### DATA EXTRACT
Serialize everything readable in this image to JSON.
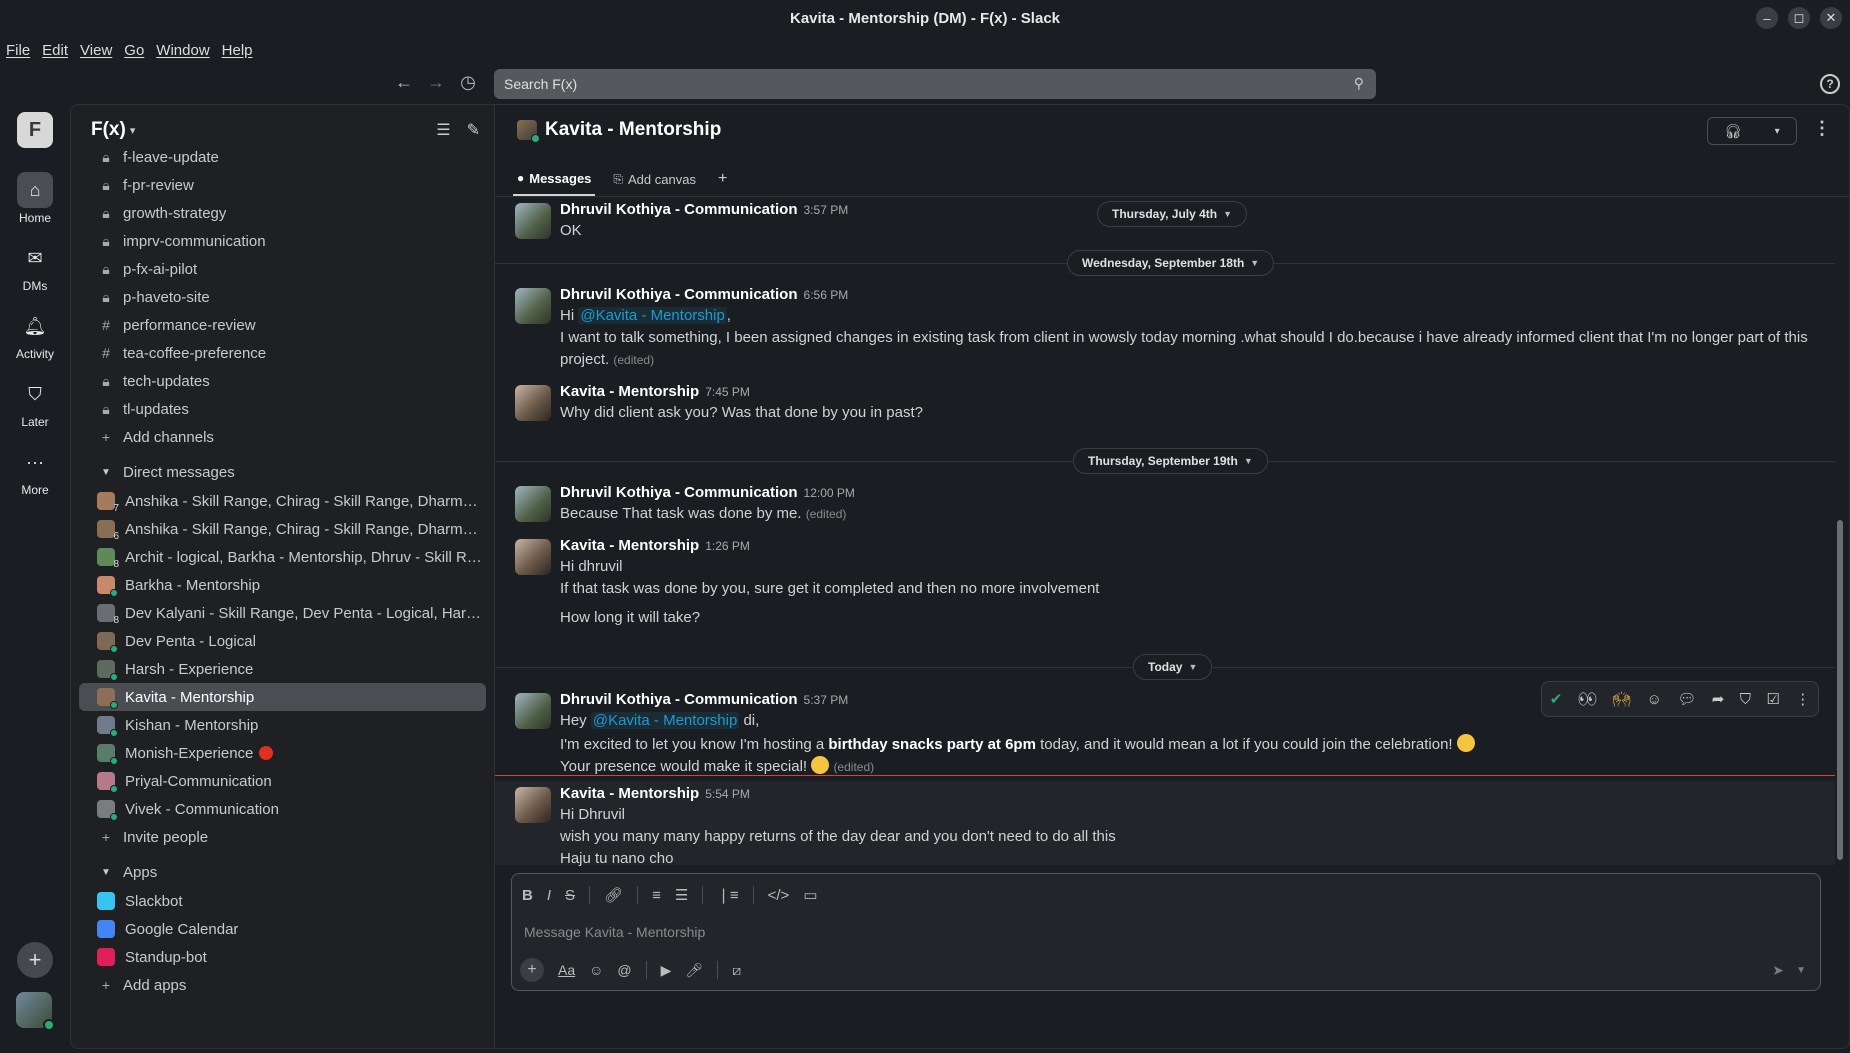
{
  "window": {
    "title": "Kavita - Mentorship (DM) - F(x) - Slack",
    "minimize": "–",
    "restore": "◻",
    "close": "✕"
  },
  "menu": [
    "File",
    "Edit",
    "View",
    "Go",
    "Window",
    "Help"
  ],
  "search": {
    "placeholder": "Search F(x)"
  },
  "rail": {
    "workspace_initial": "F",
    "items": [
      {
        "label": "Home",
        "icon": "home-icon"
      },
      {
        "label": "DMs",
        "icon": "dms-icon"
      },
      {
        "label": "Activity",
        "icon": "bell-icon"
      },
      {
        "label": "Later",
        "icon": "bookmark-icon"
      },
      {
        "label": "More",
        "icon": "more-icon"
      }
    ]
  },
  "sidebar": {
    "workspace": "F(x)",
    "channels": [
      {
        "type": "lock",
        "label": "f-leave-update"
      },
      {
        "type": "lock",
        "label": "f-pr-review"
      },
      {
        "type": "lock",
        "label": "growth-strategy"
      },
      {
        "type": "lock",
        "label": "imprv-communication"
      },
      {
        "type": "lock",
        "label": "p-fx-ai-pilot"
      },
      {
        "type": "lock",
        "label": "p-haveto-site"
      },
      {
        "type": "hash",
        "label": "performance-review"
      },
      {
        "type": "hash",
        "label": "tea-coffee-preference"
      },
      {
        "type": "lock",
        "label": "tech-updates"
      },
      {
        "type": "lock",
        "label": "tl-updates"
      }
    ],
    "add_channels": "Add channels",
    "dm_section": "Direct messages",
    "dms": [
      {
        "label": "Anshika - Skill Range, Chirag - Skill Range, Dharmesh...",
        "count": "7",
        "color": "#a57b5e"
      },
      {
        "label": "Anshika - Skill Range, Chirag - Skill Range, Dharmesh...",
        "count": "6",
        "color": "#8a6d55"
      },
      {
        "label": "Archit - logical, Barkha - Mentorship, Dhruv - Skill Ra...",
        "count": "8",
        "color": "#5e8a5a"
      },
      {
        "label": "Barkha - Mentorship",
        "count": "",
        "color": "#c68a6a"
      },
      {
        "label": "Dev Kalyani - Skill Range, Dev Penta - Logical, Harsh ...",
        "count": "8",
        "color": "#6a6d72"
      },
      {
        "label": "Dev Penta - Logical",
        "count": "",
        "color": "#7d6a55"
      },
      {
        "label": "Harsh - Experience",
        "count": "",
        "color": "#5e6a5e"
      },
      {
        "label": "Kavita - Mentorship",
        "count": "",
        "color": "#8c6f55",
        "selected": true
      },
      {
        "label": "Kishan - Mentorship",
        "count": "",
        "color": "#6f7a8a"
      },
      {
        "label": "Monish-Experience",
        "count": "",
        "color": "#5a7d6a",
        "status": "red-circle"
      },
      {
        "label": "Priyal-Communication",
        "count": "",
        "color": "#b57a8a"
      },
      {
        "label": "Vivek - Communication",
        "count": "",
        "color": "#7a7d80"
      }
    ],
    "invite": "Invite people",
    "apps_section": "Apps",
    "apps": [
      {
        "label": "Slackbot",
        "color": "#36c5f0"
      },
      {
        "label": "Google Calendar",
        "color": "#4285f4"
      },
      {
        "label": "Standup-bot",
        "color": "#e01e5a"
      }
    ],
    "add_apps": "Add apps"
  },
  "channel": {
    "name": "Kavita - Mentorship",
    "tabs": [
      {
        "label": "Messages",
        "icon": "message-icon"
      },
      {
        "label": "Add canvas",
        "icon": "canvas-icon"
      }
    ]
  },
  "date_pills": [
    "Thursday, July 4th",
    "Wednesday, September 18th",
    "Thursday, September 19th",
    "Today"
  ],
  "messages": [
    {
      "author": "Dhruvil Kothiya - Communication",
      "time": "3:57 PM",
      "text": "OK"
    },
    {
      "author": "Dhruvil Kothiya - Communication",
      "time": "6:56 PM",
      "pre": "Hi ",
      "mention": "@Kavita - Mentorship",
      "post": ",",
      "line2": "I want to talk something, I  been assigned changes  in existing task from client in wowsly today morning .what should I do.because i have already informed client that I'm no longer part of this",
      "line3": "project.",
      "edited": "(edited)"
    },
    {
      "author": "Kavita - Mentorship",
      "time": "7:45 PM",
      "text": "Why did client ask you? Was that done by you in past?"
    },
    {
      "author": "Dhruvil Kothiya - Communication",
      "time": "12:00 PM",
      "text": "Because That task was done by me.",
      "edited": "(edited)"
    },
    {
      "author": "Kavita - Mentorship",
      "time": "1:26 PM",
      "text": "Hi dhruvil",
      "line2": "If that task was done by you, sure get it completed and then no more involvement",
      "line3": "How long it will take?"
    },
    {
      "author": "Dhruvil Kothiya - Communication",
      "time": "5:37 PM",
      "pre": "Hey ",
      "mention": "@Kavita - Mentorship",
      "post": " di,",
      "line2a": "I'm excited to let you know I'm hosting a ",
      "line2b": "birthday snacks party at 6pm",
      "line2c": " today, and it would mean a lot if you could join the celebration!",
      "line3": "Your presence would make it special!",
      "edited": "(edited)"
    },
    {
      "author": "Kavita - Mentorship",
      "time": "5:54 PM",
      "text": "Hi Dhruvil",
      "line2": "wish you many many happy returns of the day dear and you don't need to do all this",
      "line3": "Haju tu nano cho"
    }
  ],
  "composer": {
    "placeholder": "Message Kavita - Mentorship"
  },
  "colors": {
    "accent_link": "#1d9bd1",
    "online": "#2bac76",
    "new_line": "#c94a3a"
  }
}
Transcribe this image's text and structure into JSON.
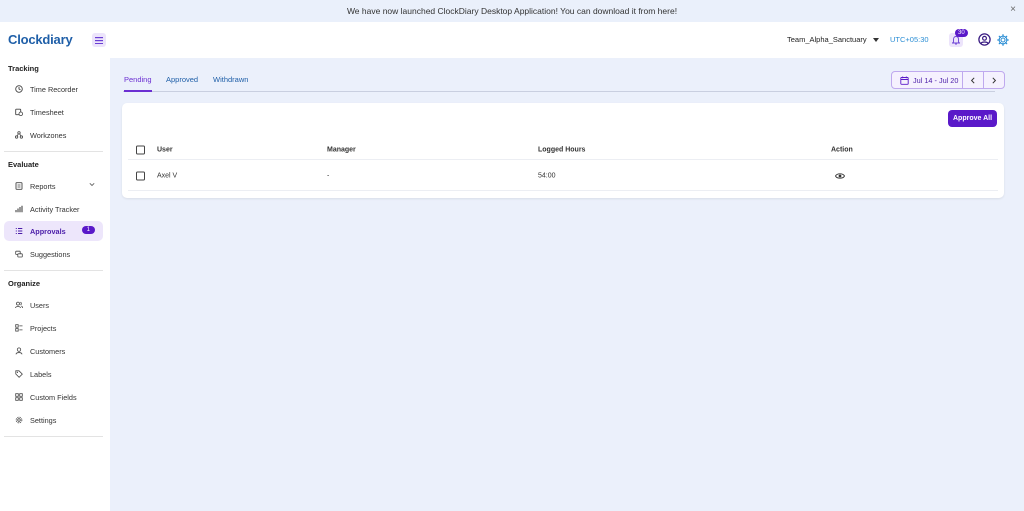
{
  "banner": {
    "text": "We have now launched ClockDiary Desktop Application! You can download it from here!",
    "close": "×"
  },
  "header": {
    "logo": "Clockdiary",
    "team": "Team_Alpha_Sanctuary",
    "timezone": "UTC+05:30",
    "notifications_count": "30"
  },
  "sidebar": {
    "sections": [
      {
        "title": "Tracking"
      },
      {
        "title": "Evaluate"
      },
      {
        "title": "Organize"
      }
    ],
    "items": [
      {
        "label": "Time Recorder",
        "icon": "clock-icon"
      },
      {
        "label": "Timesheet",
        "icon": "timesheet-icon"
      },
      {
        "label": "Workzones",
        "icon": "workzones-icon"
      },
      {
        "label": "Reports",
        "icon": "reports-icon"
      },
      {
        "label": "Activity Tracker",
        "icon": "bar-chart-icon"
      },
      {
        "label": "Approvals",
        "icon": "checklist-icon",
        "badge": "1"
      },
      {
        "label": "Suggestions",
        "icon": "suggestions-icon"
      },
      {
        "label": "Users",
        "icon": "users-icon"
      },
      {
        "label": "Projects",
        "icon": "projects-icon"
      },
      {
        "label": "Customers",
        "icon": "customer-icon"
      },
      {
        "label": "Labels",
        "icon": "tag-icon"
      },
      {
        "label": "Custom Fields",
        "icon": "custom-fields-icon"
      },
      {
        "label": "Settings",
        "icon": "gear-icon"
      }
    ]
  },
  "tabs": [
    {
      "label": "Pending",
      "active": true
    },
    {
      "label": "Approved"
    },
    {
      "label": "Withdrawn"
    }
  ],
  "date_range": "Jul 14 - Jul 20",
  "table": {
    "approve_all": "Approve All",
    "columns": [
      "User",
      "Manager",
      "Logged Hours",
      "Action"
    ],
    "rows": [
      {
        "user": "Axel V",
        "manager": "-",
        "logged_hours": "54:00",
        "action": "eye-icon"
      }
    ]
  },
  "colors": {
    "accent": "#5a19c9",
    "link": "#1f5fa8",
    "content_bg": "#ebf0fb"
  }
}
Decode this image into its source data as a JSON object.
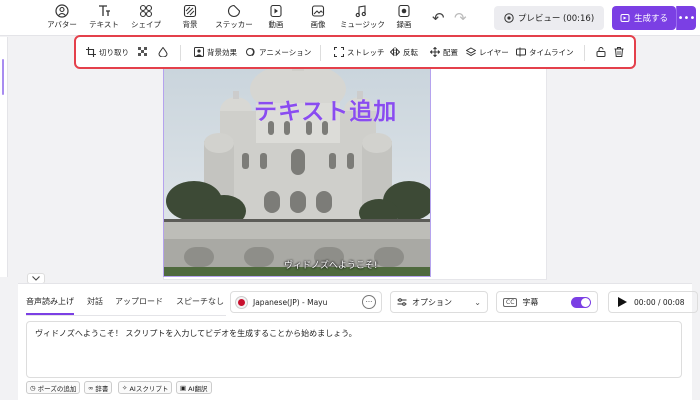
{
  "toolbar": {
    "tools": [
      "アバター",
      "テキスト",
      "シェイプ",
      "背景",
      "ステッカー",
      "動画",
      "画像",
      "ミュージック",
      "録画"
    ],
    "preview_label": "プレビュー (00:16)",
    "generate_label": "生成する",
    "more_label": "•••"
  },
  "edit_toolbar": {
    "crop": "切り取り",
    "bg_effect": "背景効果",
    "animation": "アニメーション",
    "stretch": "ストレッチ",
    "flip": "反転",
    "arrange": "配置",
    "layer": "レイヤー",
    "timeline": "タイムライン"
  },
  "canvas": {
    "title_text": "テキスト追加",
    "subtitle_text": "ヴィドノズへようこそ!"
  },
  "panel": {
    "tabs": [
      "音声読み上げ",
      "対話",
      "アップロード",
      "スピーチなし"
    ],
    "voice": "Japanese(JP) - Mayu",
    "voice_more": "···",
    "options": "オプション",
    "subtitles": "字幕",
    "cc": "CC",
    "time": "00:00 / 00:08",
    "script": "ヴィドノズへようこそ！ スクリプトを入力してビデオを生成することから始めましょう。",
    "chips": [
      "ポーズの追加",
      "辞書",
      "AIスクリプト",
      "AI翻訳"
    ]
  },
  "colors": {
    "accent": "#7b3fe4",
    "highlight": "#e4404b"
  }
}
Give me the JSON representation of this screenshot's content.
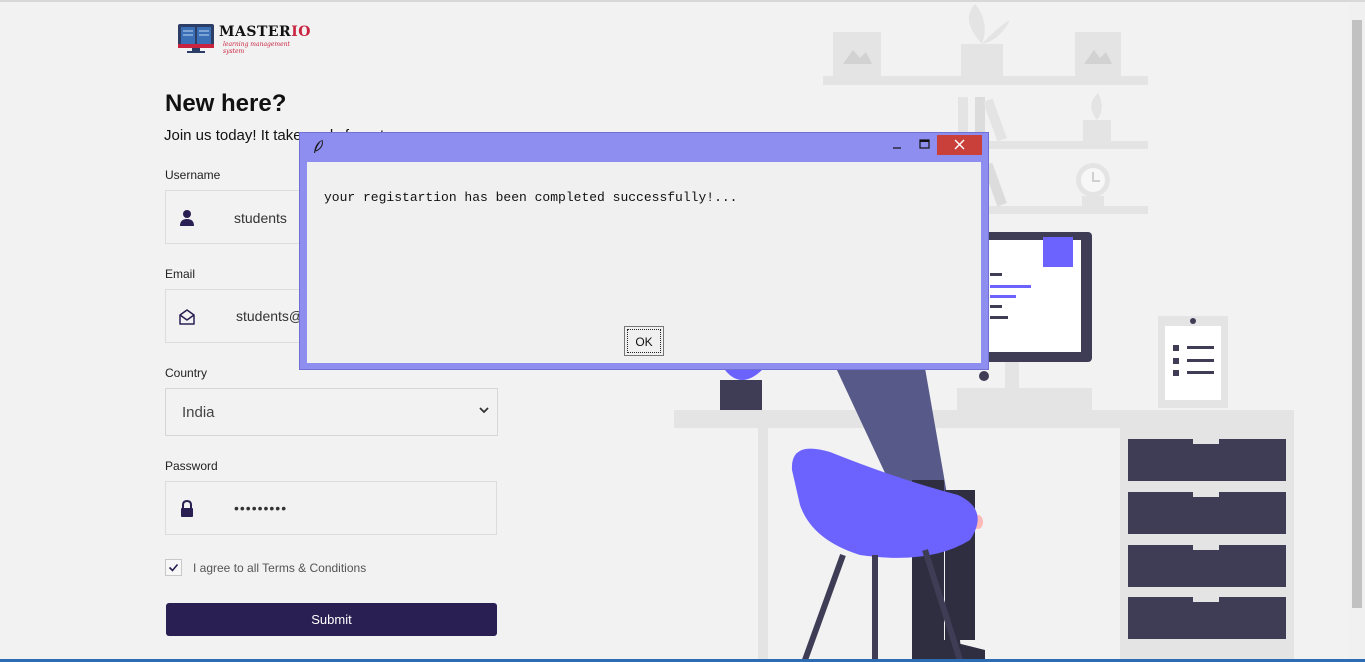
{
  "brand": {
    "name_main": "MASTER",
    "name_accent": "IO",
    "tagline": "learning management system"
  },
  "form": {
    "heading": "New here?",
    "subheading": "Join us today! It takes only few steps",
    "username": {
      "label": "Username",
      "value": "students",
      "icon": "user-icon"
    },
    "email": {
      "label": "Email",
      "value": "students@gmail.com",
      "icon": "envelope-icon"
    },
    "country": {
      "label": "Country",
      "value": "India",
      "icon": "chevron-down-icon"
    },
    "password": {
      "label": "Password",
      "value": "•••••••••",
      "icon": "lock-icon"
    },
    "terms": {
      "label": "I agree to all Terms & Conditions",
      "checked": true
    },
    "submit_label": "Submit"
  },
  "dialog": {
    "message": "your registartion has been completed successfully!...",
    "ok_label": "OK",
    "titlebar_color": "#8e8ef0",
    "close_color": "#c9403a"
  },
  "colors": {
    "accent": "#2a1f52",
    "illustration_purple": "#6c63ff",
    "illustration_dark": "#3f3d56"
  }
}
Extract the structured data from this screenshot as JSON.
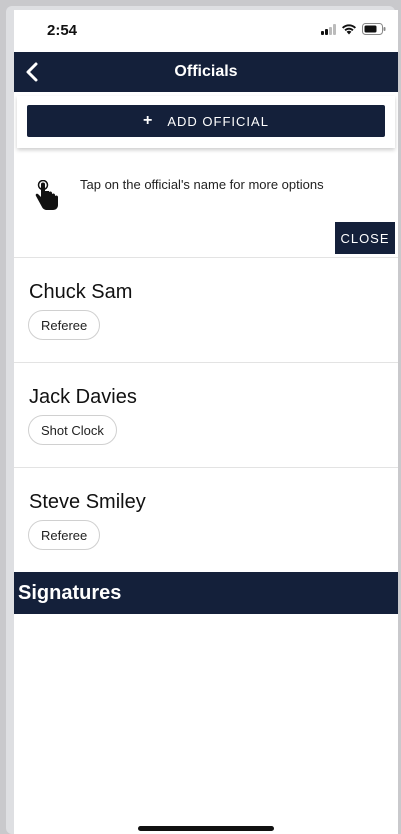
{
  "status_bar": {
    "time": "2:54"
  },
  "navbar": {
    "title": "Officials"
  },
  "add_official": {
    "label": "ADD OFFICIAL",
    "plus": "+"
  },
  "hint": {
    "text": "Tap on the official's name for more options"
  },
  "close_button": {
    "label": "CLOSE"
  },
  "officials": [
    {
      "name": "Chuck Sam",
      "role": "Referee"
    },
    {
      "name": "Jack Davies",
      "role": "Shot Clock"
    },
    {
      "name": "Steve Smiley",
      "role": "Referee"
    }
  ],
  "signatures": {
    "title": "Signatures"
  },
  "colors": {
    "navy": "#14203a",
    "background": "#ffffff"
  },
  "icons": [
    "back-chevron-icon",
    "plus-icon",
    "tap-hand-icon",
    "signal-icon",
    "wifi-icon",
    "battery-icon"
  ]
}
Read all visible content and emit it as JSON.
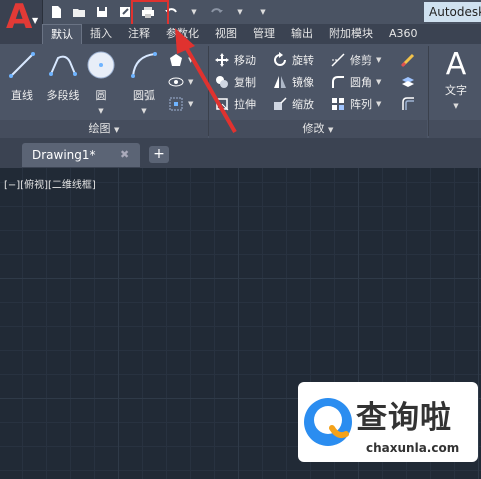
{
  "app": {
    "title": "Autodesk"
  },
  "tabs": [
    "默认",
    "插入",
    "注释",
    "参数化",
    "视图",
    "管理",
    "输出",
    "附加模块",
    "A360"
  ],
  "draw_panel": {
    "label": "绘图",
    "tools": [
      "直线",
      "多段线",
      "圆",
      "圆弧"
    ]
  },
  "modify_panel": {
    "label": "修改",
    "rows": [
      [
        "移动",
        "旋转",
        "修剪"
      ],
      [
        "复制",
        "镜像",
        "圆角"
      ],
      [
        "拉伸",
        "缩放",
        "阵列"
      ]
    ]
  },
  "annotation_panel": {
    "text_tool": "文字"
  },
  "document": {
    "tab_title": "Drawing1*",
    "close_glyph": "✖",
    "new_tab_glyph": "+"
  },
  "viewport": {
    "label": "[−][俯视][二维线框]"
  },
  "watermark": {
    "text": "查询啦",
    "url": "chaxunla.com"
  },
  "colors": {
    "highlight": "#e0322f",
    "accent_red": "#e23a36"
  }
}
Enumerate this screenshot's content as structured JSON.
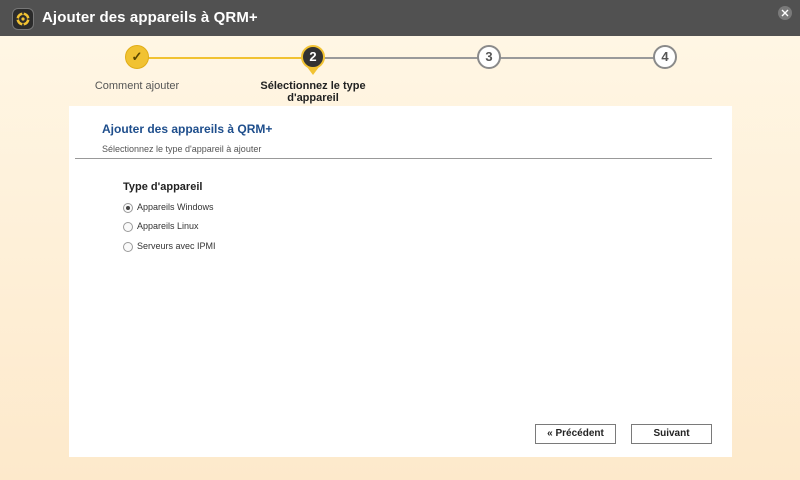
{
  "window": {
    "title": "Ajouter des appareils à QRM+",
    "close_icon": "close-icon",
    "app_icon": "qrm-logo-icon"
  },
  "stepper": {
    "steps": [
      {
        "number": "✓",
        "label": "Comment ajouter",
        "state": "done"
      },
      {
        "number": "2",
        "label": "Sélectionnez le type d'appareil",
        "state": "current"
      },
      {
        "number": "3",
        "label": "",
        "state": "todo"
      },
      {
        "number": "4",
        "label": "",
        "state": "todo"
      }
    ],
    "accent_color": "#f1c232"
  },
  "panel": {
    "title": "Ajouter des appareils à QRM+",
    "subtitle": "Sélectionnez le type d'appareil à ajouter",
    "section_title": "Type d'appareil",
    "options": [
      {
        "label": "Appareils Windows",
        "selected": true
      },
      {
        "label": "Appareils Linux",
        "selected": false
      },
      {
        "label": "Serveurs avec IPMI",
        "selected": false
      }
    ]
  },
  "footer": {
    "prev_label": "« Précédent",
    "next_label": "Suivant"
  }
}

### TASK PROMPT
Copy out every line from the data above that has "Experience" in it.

### TASK RESPONSE
        "label": "Harsh - Experience",
        "label": "Monish-Experience",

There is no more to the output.